Oil Rallies As Market Can Only Ignore Physical Market For So Long

by: HFIR


Physical market continues to be bullish leading oil prices higher.

RBC notes that with the financialization of the oil market, physical market has lost its sway on price.

Saudi's recent commitment to cap exports at 6.6 million b/d should not fool readers given its own domestic demand rise over the summer months.

Welcome to the physical market is bullish edition of Oil Markets Daily!

In last week's weekly oil markets recap, "Prices Fall Despite Bullish Storage Report," We said that the physical market has been trending bullishly and that oil prices will be supported. Here's what we said:

As we continue to forecast US crude storage to decline over the coming weeks, we expect oil prices to be supported by the recent bullishness in the physical market. The risk of oil prices declining below $40 is low and we expect oil prices to fluctuate between $45 to $50 over the coming weeks as the market fights the current narrative of "shale growth pushing market to oversupply" with clear evidence of global storage declining.

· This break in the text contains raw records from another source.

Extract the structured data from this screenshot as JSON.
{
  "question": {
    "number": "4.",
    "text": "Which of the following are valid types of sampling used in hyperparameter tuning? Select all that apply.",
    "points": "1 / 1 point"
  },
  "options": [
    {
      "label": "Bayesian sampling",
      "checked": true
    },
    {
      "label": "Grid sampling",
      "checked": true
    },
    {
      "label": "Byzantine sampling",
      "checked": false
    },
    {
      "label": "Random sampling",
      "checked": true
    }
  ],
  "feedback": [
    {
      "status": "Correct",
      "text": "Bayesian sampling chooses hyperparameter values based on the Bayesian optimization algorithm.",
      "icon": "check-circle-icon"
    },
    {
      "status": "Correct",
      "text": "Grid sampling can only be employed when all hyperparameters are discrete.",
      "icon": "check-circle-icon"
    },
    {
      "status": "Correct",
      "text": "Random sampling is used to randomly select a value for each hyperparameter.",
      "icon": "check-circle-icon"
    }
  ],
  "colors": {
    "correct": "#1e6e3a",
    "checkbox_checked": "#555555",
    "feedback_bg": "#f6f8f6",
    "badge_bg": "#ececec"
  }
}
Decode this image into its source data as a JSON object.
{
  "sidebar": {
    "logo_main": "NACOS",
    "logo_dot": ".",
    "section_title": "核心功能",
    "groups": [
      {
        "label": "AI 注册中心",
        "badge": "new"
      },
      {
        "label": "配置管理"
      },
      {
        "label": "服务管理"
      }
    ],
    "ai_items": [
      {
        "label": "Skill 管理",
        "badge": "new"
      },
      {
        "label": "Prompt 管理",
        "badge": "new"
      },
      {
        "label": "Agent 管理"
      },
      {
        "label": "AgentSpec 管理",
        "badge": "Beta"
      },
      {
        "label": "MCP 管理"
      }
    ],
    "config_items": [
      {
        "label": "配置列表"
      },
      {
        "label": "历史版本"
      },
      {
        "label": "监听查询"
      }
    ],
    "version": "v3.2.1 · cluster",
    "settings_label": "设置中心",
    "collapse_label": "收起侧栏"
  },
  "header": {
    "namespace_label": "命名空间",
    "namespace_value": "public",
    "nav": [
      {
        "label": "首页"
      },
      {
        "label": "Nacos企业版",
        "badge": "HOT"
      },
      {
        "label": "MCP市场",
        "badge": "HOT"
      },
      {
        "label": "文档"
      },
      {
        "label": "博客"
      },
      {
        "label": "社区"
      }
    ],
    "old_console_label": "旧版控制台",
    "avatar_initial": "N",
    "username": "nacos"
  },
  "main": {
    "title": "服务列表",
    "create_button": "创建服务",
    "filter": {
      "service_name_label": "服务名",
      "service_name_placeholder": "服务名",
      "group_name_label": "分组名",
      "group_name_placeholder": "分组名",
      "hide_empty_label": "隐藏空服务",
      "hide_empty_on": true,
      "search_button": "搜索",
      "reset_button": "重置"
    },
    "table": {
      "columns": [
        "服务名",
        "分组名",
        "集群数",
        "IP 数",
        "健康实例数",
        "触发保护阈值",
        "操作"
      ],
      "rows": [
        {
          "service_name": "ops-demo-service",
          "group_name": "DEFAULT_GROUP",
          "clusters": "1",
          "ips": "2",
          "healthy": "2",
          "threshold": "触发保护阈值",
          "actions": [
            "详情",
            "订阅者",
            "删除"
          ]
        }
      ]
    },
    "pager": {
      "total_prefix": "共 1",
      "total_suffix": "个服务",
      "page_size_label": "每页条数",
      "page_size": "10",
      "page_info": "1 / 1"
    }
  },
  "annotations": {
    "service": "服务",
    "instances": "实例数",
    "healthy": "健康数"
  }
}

Bloomberg released an article today that noted the physical market bullishness we have been seeing for the last three weeks. Historically, the oil markets were controlled by those that controlled the physical markets. Spreads across the market often gave early indications as to how the balance of the market looks, whether it's trending towards oversupply or undersupply could often be gauged in spreads.

Since 2014 however, we have seen the proliferation of "tourist" hedge fund managers enter the oil markets. This was a topic RBC Capital discussed in a report titled, "The Tale of the Tourist."

Here's what RBC said:

The Financialization of the Oil Market

The evolving arena of oil market participants is reshaping how we think about everything ranging from market volatility to liquidity to simply even how data is interpreted. A market backed by a physical underlying commodity means that prices should typically not diverge meaningfully from true supply and demand fundamentals before converging again. Added volatility over recent years has seemingly resulted in the cycles of dislocation becoming longer and more drawn out. The base increase in the level of volatility stems from the notion that a historically physical market has developed into much more of a financially driven or paper market over recent years. Two decades ago, it was the merchant energy companies, physical players, and those who had a masterful understanding of the fundamentals behind supply, demand, and shipping logistics who dominated the oil market.

The fall of Enron and the demise of several other energy merchants in the early 2000s resulted in a subsequent liquidity gap, which was ultimately filled by financial institutions. Banks had previously not ventured into the space outside of the few who owned physical assets. The next step in the evolution process coincided with the rise of commodity hedge funds in the middle of the last decade. As such, trade volumes expanded as the financial derivative market matured. Throughout the evolution, the participants in the market shuffled seats, but the fundamental knowledge base of the career energy trader remained intact.

The detailed report goes on to discuss several other areas that have plagued oil market sentiment like "who owns market consensus," to "man vs machine."

In summary, the narrative we have gathered from physical oil traders over the last several weeks is one where the physical oil market balance continues to diverge from where flat prices are signaling. Looking at WTI which trades slightly above $47/bbl doesn't give us the full picture of how healthy the market really is. Oil market tourist will think that the oil market remains in oversupply territory, while the physical market points to oil being in the mid-$50s.

Over the next several weeks, global oil storage will continue to accelerate to the downside. Saudi has announced that it will cap its exports in August to 6.6 million b/d. This will certainly help global balances, but also readers should not be fooled by those comments. Saudi's very own domestic oil demand will rise as summer is underway, and if Saudi does not drawdown from its own storage, we estimate that Saudi would need to export a figure closer to 6.4 million b/d. See chart below:

Source: Open Square Capital

For readers interested in more insightful analysis on the oil markets, we think you should sign up for HFI Research. Come and join the 200+ other members that have done so already!

Disclosure: I/we have no positions in any stocks mentioned, and no plans to initiate any positions within the next 72 hours.

I wrote this article myself, and it expresses my own opinions. I am not receiving compensation for it (other than from Seeking Alpha). I have no business relationship with any company whose stock is mentioned in this article.